#### [Directions]
Could you retype every record below exactly as it appears?
-=-=-=-=-
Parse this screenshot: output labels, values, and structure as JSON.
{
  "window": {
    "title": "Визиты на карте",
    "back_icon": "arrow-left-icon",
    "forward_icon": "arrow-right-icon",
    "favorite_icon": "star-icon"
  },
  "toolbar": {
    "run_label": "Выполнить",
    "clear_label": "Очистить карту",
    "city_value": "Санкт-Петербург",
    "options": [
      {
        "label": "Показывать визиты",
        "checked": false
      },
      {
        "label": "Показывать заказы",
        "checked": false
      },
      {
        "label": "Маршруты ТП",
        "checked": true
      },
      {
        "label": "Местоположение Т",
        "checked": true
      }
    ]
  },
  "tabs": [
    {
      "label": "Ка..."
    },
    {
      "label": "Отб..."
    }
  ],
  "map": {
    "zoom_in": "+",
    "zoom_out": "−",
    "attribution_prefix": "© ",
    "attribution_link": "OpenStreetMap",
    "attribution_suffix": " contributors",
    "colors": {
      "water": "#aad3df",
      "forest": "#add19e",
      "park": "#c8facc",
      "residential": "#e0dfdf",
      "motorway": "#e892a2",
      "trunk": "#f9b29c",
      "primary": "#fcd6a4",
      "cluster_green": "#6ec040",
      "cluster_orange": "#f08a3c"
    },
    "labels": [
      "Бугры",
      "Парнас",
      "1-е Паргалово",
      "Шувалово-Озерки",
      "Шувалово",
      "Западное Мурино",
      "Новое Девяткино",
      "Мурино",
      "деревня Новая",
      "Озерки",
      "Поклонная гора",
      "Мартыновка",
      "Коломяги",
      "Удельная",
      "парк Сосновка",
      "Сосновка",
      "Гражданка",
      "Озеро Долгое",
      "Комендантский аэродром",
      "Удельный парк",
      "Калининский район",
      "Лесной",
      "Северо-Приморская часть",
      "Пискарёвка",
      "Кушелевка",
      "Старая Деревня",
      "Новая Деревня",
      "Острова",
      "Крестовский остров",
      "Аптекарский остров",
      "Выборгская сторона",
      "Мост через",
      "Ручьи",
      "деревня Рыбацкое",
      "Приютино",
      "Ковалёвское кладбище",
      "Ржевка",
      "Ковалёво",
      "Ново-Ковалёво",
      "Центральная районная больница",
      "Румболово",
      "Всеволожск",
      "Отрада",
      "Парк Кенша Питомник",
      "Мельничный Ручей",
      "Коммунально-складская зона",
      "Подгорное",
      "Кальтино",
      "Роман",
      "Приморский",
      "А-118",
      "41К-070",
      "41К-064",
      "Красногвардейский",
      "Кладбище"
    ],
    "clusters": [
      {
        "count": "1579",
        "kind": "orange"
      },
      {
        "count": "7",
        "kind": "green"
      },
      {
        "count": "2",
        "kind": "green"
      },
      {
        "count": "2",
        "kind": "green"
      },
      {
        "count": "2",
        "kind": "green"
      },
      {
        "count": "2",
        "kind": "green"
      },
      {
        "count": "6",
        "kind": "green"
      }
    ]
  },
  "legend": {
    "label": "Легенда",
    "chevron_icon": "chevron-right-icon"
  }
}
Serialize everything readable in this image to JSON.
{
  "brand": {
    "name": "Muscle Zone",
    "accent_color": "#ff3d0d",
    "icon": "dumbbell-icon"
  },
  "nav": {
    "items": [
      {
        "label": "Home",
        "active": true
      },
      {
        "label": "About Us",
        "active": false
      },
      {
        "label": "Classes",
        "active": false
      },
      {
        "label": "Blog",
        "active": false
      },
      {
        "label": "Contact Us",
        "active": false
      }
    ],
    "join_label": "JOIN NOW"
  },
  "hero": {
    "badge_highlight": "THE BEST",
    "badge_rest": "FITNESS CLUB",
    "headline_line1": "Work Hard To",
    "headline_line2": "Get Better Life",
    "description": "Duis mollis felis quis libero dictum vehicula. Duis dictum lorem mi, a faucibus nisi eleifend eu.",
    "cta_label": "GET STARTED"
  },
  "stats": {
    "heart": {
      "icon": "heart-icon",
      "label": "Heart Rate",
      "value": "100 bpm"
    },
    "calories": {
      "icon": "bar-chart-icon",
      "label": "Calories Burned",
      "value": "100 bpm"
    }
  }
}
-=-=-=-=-
#### [Completed exercise]
Parse this screenshot: output labels, values, and structure as JSON.
{
  "window": {
    "title": "Визиты на карте",
    "back_icon": "arrow-left-icon",
    "forward_icon": "arrow-right-icon",
    "favorite_icon": "star-icon"
  },
  "toolbar": {
    "run_label": "Выполнить",
    "clear_label": "Очистить карту",
    "city_value": "Санкт-Петербург",
    "options": [
      {
        "label": "Показывать визиты",
        "checked": false
      },
      {
        "label": "Показывать заказы",
        "checked": false
      },
      {
        "label": "Маршруты ТП",
        "checked": true
      },
      {
        "label": "Местоположение Т",
        "checked": true
      }
    ]
  },
  "tabs": [
    {
      "label": "Ка..."
    },
    {
      "label": "Отб..."
    }
  ],
  "map": {
    "zoom_in": "+",
    "zoom_out": "−",
    "attribution_prefix": "© ",
    "attribution_link": "OpenStreetMap",
    "attribution_suffix": " contributors",
    "colors": {
      "water": "#aad3df",
      "forest": "#add19e",
      "park": "#c8facc",
      "residential": "#e0dfdf",
      "motorway": "#e892a2",
      "trunk": "#f9b29c",
      "primary": "#fcd6a4",
      "cluster_green": "#6ec040",
      "cluster_orange": "#f08a3c"
    },
    "labels": [
      "Бугры",
      "Парнас",
      "1-е Паргалово",
      "Шувалово-Озерки",
      "Шувалово",
      "Западное Мурино",
      "Новое Девяткино",
      "Мурино",
      "деревня Новая",
      "Озерки",
      "Поклонная гора",
      "Мартыновка",
      "Коломяги",
      "Удельная",
      "парк Сосновка",
      "Сосновка",
      "Гражданка",
      "Озеро Долгое",
      "Комендантский аэродром",
      "Удельный парк",
      "Калининский район",
      "Лесной",
      "Северо-Приморская часть",
      "Пискарёвка",
      "Кушелевка",
      "Старая Деревня",
      "Новая Деревня",
      "Острова",
      "Крестовский остров",
      "Аптекарский остров",
      "Выборгская сторона",
      "Мост через",
      "Ручьи",
      "деревня Рыбацкое",
      "Приютино",
      "Ковалёвское кладбище",
      "Ржевка",
      "Ковалёво",
      "Ново-Ковалёво",
      "Центральная районная больница",
      "Румболово",
      "Всеволожск",
      "Отрада",
      "Парк Кенша Питомник",
      "Мельничный Ручей",
      "Коммунально-складская зона",
      "Подгорное",
      "Кальтино",
      "Роман",
      "Приморский",
      "А-118",
      "41К-070",
      "41К-064",
      "Красногвардейский",
      "Кладбище"
    ],
    "clusters": [
      {
        "count": "1579",
        "kind": "orange"
      },
      {
        "count": "7",
        "kind": "green"
      },
      {
        "count": "2",
        "kind": "green"
      },
      {
        "count": "2",
        "kind": "green"
      },
      {
        "count": "2",
        "kind": "green"
      },
      {
        "count": "2",
        "kind": "green"
      },
      {
        "count": "6",
        "kind": "green"
      }
    ]
  },
  "legend": {
    "label": "Легенда",
    "chevron_icon": "chevron-right-icon"
  }
}
Serialize everything readable in this image to JSON.
{
  "brand": {
    "name": "Muscle Zone",
    "accent_color": "#ff3d0d",
    "icon": "dumbbell-icon"
  },
  "nav": {
    "items": [
      {
        "label": "Home",
        "active": true
      },
      {
        "label": "About Us",
        "active": false
      },
      {
        "label": "Classes",
        "active": false
      },
      {
        "label": "Blog",
        "active": false
      },
      {
        "label": "Contact Us",
        "active": false
      }
    ],
    "join_label": "JOIN NOW"
  },
  "hero": {
    "badge_highlight": "THE BEST",
    "badge_rest": "FITNESS CLUB",
    "headline_line1": "Work Hard To",
    "headline_line2": "Get Better Life",
    "description": "Duis mollis felis quis libero dictum vehicula. Duis dictum lorem mi, a faucibus nisi eleifend eu.",
    "cta_label": "GET STARTED"
  },
  "stats": {
    "heart": {
      "icon": "heart-icon",
      "label": "Heart Rate",
      "value": "100 bpm"
    },
    "calories": {
      "icon": "bar-chart-icon",
      "label": "Calories Burned",
      "value": "100 bpm"
    }
  }
}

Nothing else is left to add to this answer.